START Input

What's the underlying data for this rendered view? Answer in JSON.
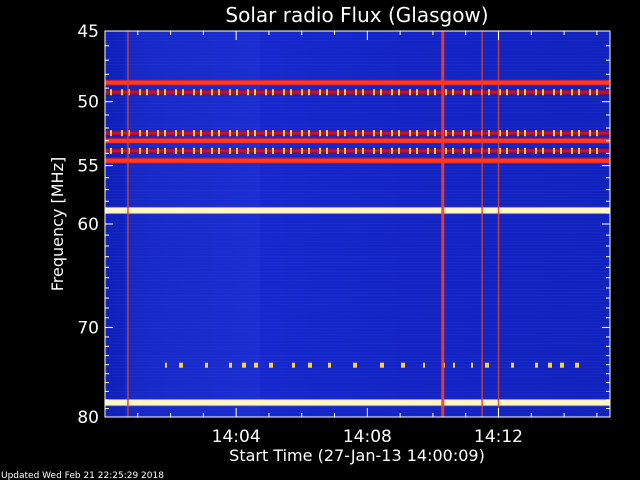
{
  "chart_data": {
    "type": "heatmap",
    "title": "Solar radio Flux (Glasgow)",
    "xlabel": "Start Time (27-Jan-13 14:00:09)",
    "ylabel": "Frequency [MHz]",
    "x_range_minutes": [
      14.0,
      29.4
    ],
    "x_ticks": [
      {
        "label": "14:04",
        "value": 18.0
      },
      {
        "label": "14:08",
        "value": 22.0
      },
      {
        "label": "14:12",
        "value": 26.0
      }
    ],
    "y_scale": "log",
    "y_range": [
      45,
      80
    ],
    "y_ticks": [
      45,
      50,
      55,
      60,
      70,
      80
    ],
    "background_color": "#1326c8",
    "colormap": [
      "#000020",
      "#1326c8",
      "#c8102e",
      "#ff3a1e",
      "#ffd040",
      "#fff7c8"
    ],
    "interference_bands_mhz": [
      {
        "freq": 48.6,
        "level": "high"
      },
      {
        "freq": 49.3,
        "level": "medium"
      },
      {
        "freq": 52.4,
        "level": "medium"
      },
      {
        "freq": 53.0,
        "level": "high"
      },
      {
        "freq": 53.8,
        "level": "medium"
      },
      {
        "freq": 54.6,
        "level": "high"
      },
      {
        "freq": 58.8,
        "level": "very-high"
      },
      {
        "freq": 74.0,
        "level": "sporadic"
      },
      {
        "freq": 78.3,
        "level": "very-high"
      }
    ],
    "vertical_features_minutes": [
      {
        "t": 14.7,
        "level": "medium"
      },
      {
        "t": 24.3,
        "level": "high"
      },
      {
        "t": 25.5,
        "level": "medium"
      },
      {
        "t": 26.0,
        "level": "medium"
      }
    ]
  },
  "footer": {
    "updated": "Updated Wed Feb 21 22:25:29 2018"
  }
}
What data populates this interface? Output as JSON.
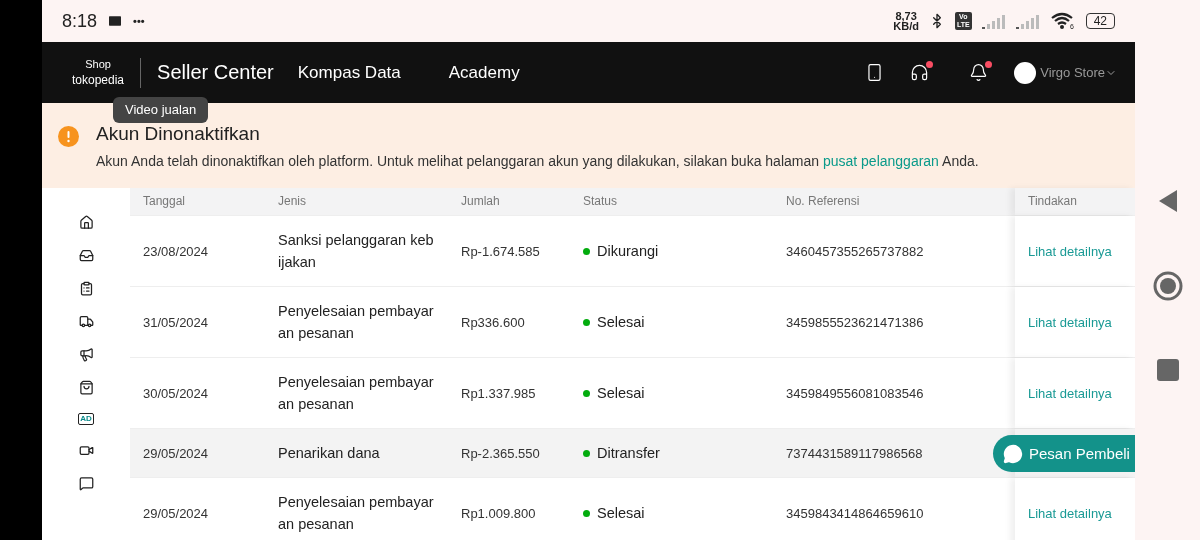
{
  "status_bar": {
    "time": "8:18",
    "more": "•••",
    "net_speed": [
      "8,73",
      "KB/d"
    ],
    "volte": [
      "Vo",
      "LTE"
    ],
    "wifi_gen": "6",
    "battery": "42"
  },
  "header": {
    "logo_top": "Shop",
    "logo_bottom": "tokopedia",
    "title": "Seller Center",
    "nav": [
      "Kompas Data",
      "Academy"
    ],
    "support_dot": true,
    "bell_dot": true,
    "store_name": "Virgo Store"
  },
  "tooltip": "Video jualan",
  "banner": {
    "title": "Akun Dinonaktifkan",
    "message_before": "Akun Anda telah dinonaktifkan oleh platform. Untuk melihat pelanggaran akun yang dilakukan, silakan buka halaman ",
    "link": "pusat pelanggaran",
    "message_after": " Anda."
  },
  "sidebar": {
    "items": [
      {
        "kind": "home"
      },
      {
        "kind": "inbox"
      },
      {
        "kind": "orders"
      },
      {
        "kind": "shipping"
      },
      {
        "kind": "promo"
      },
      {
        "kind": "products"
      },
      {
        "kind": "ads",
        "label": "AD"
      },
      {
        "kind": "video"
      },
      {
        "kind": "help"
      }
    ]
  },
  "table": {
    "columns": [
      "Tanggal",
      "Jenis",
      "Jumlah",
      "Status",
      "No. Referensi",
      "Tindakan"
    ],
    "rows": [
      {
        "date": "23/08/2024",
        "type_lines": [
          "Sanksi pelanggaran keb",
          "ijakan"
        ],
        "amount": "Rp-1.674.585",
        "status": "Dikurangi",
        "color": "#03ac0e",
        "reference": "3460457355265737882",
        "action": "Lihat detailnya",
        "hovered": false
      },
      {
        "date": "31/05/2024",
        "type_lines": [
          "Penyelesaian pembayar",
          "an pesanan"
        ],
        "amount": "Rp336.600",
        "status": "Selesai",
        "color": "#03ac0e",
        "reference": "3459855523621471386",
        "action": "Lihat detailnya",
        "hovered": false
      },
      {
        "date": "30/05/2024",
        "type_lines": [
          "Penyelesaian pembayar",
          "an pesanan"
        ],
        "amount": "Rp1.337.985",
        "status": "Selesai",
        "color": "#03ac0e",
        "reference": "3459849556081083546",
        "action": "Lihat detailnya",
        "hovered": false
      },
      {
        "date": "29/05/2024",
        "type_lines": [
          "Penarikan dana"
        ],
        "amount": "Rp-2.365.550",
        "status": "Ditransfer",
        "color": "#03ac0e",
        "reference": "7374431589117986568",
        "hovered": true
      },
      {
        "date": "29/05/2024",
        "type_lines": [
          "Penyelesaian pembayar",
          "an pesanan"
        ],
        "amount": "Rp1.009.800",
        "status": "Selesai",
        "color": "#03ac0e",
        "reference": "3459843414864659610",
        "action": "Lihat detailnya",
        "hovered": false
      }
    ]
  },
  "chat_button": "Pesan Pembeli"
}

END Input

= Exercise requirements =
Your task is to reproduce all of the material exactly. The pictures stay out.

= Task result =
What's the underlying data for this rendered view? Answer in JSON.
{
  "chart_data": {
    "type": "heatmap",
    "title": "Solar radio Flux (Glasgow)",
    "xlabel": "Start Time (27-Jan-13 14:00:09)",
    "ylabel": "Frequency [MHz]",
    "x_range_minutes": [
      14.0,
      29.4
    ],
    "x_ticks": [
      {
        "label": "14:04",
        "value": 18.0
      },
      {
        "label": "14:08",
        "value": 22.0
      },
      {
        "label": "14:12",
        "value": 26.0
      }
    ],
    "y_scale": "log",
    "y_range": [
      45,
      80
    ],
    "y_ticks": [
      45,
      50,
      55,
      60,
      70,
      80
    ],
    "background_color": "#1326c8",
    "colormap": [
      "#000020",
      "#1326c8",
      "#c8102e",
      "#ff3a1e",
      "#ffd040",
      "#fff7c8"
    ],
    "interference_bands_mhz": [
      {
        "freq": 48.6,
        "level": "high"
      },
      {
        "freq": 49.3,
        "level": "medium"
      },
      {
        "freq": 52.4,
        "level": "medium"
      },
      {
        "freq": 53.0,
        "level": "high"
      },
      {
        "freq": 53.8,
        "level": "medium"
      },
      {
        "freq": 54.6,
        "level": "high"
      },
      {
        "freq": 58.8,
        "level": "very-high"
      },
      {
        "freq": 74.0,
        "level": "sporadic"
      },
      {
        "freq": 78.3,
        "level": "very-high"
      }
    ],
    "vertical_features_minutes": [
      {
        "t": 14.7,
        "level": "medium"
      },
      {
        "t": 24.3,
        "level": "high"
      },
      {
        "t": 25.5,
        "level": "medium"
      },
      {
        "t": 26.0,
        "level": "medium"
      }
    ]
  },
  "footer": {
    "updated": "Updated Wed Feb 21 22:25:29 2018"
  }
}
What data populates this interface? Output as JSON.
{
  "status_bar": {
    "time": "8:18",
    "more": "•••",
    "net_speed": [
      "8,73",
      "KB/d"
    ],
    "volte": [
      "Vo",
      "LTE"
    ],
    "wifi_gen": "6",
    "battery": "42"
  },
  "header": {
    "logo_top": "Shop",
    "logo_bottom": "tokopedia",
    "title": "Seller Center",
    "nav": [
      "Kompas Data",
      "Academy"
    ],
    "support_dot": true,
    "bell_dot": true,
    "store_name": "Virgo Store"
  },
  "tooltip": "Video jualan",
  "banner": {
    "title": "Akun Dinonaktifkan",
    "message_before": "Akun Anda telah dinonaktifkan oleh platform. Untuk melihat pelanggaran akun yang dilakukan, silakan buka halaman ",
    "link": "pusat pelanggaran",
    "message_after": " Anda."
  },
  "sidebar": {
    "items": [
      {
        "kind": "home"
      },
      {
        "kind": "inbox"
      },
      {
        "kind": "orders"
      },
      {
        "kind": "shipping"
      },
      {
        "kind": "promo"
      },
      {
        "kind": "products"
      },
      {
        "kind": "ads",
        "label": "AD"
      },
      {
        "kind": "video"
      },
      {
        "kind": "help"
      }
    ]
  },
  "table": {
    "columns": [
      "Tanggal",
      "Jenis",
      "Jumlah",
      "Status",
      "No. Referensi",
      "Tindakan"
    ],
    "rows": [
      {
        "date": "23/08/2024",
        "type_lines": [
          "Sanksi pelanggaran keb",
          "ijakan"
        ],
        "amount": "Rp-1.674.585",
        "status": "Dikurangi",
        "color": "#03ac0e",
        "reference": "3460457355265737882",
        "action": "Lihat detailnya",
        "hovered": false
      },
      {
        "date": "31/05/2024",
        "type_lines": [
          "Penyelesaian pembayar",
          "an pesanan"
        ],
        "amount": "Rp336.600",
        "status": "Selesai",
        "color": "#03ac0e",
        "reference": "3459855523621471386",
        "action": "Lihat detailnya",
        "hovered": false
      },
      {
        "date": "30/05/2024",
        "type_lines": [
          "Penyelesaian pembayar",
          "an pesanan"
        ],
        "amount": "Rp1.337.985",
        "status": "Selesai",
        "color": "#03ac0e",
        "reference": "3459849556081083546",
        "action": "Lihat detailnya",
        "hovered": false
      },
      {
        "date": "29/05/2024",
        "type_lines": [
          "Penarikan dana"
        ],
        "amount": "Rp-2.365.550",
        "status": "Ditransfer",
        "color": "#03ac0e",
        "reference": "7374431589117986568",
        "hovered": true
      },
      {
        "date": "29/05/2024",
        "type_lines": [
          "Penyelesaian pembayar",
          "an pesanan"
        ],
        "amount": "Rp1.009.800",
        "status": "Selesai",
        "color": "#03ac0e",
        "reference": "3459843414864659610",
        "action": "Lihat detailnya",
        "hovered": false
      }
    ]
  },
  "chat_button": "Pesan Pembeli"
}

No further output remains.